Animating Views with CADisplayLink

After yesterday’s post on animating views with NSTimer and dispatch_after, Robin Senior responded on twitter with the following question:

Good question. The answer is that I didn’t know that CADisplayLink existed. So I did some reading up.

CADisplayLink is this delightful little class that’s used to synchronize drawing of views to the refresh rate of the device’s screen. Super cool!

The class is used prenominently in game development, where the game loop needs to be synchronized to the frame refresh of a screen. Neato. I looked back at my code to see how I would implement CADisplayLink, and it doesn’t look like it’s a fit for my particular needs.

My code works on a series of states, represented as a C enum. When I set a new state, the class (a UIView subclass) calls [self setNeedsDisplay]. The code in drawRect: only updates to discrete states; it does not actually animate the intermediate changes along the way.

The actual animation is a cheat. As an example of “good enough” implementations, I just add a new animation to the view’s layer:

-(void)setState:(PXWidgetState)widgetState
{
    _widgetState = widgetState;

    [self setNeedsDisplay];

    CATransition *transition = [CATransition animation];
    transition.duration = 0.05f;
    transition.timingFunction = [CAMediaTimingFunction functionWithName:kCAMediaTimingFunctionEaseInEaseOut];
    transition.type = kCATransitionFade;
    [self.layer addAnimation:transition forKey:nil];
}

It’s not strictly the most efficient way to animate changes, but it works well and the performance cost is so insignificant as to be negligible.

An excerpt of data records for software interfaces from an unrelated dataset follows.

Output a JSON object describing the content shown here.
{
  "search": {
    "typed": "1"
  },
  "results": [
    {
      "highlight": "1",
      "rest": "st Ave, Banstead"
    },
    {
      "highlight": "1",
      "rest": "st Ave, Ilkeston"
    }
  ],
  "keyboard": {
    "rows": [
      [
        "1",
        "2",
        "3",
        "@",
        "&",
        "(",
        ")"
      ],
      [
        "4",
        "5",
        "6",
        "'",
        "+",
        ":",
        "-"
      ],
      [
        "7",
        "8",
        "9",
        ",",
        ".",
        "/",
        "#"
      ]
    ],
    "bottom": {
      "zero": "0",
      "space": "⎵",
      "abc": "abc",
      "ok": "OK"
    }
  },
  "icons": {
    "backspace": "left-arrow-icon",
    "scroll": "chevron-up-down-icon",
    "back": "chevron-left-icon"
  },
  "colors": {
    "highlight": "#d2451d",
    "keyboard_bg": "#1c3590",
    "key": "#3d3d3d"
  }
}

My drawRect: implementation is only 27 lines of code (pretty short). Adding support for rendering these “in-between” states would likely double the lines of code and complexity.

Next time you animate a view between transitions, consider using CADisplayLink. Tip o’ the hat to Rob for pointing it out.

Update: Robin sends along this post on how to use CADisplayLink, written by the author of this example on GitHub. Good stuff.


Posted on August 30, 2012